Andy Xie, the former Morgan Stanley economist and one smart dude, pens a great piece for Bloomberg on the Chinese property and reverses his previous view of an imminent crash. The fallout from a potential hard landing in China’ s property market is one of the reasons we keep an ample supply of Ambien close at hand. Xie writes,
“Recent developments have changed my mind. This bubble may not end suddenly, but with a slow leak. Previously, I thought the government would relax its credit-tightening policies in the fourth quarter, leading to another surge in property prices. The bubble would pop with a big bang in the second half of 2011 or in 2012.”
The money quote:
As Chinese real-estate prices deflate slowly now, and faster in 2012, the economy will hold up. Exports, consumption and infrastructure should sustain a 7 percent to 8 percent growth rate for the next decade. That seems low compared with recent years, but it will be much better for lifting wages, household living standards and corporate profits.

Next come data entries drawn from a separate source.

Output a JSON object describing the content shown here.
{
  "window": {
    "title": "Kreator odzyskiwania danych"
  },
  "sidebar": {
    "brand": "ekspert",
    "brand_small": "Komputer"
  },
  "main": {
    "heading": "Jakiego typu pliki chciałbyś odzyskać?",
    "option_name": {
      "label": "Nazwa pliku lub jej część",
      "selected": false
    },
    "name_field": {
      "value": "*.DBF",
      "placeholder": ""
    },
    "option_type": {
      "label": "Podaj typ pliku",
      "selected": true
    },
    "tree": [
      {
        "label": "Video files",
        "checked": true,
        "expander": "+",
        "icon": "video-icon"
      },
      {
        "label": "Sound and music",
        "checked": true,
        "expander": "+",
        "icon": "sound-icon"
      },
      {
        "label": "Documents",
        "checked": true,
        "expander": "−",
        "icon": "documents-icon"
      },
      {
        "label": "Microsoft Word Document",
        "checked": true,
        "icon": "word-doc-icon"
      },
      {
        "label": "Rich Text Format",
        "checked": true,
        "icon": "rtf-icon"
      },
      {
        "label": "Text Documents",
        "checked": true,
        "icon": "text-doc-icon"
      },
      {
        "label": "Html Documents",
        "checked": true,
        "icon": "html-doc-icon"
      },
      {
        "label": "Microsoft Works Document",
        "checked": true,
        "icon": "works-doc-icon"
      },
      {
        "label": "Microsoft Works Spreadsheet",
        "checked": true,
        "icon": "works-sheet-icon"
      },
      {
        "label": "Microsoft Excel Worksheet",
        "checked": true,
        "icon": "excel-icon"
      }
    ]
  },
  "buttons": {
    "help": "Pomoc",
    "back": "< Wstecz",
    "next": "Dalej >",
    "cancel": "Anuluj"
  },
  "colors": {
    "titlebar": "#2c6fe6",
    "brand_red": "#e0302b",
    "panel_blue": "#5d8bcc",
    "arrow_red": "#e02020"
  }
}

China has no home-equity loans for consumption. Those who hold more than 20 million empty flats will become poorer or bankrupt. The sales of Mercedes cars may shrink. But the middle class will be able to consume more as they pay less to buy flats from speculators.
Since we monitor global capital flows very closely, we find this interesting,
“In addition to credit policy, liquidity is tightening… After waiting for years [currency revaluation] without seeing the real thing, the hedge funds are fed up and don’t want to hang around anymore…The yuan non-deliverable forward market isn’t expecting significant appreciation for the next year.
That is having a big impact on hot money flow into China. The competition for deposits is heating up. Banks are offering products that are like deposits and with much higher interest rates than the policy rates.”
The lower probability of a hard landing in China the better for risk assets. It will be interesting to see if Chinese equities can bounce off the lower end of their trading range given the country’s tighter liquidity conditions. This, in out opinion, would confirm the recent breakout in the U.S. market. Stay tuned!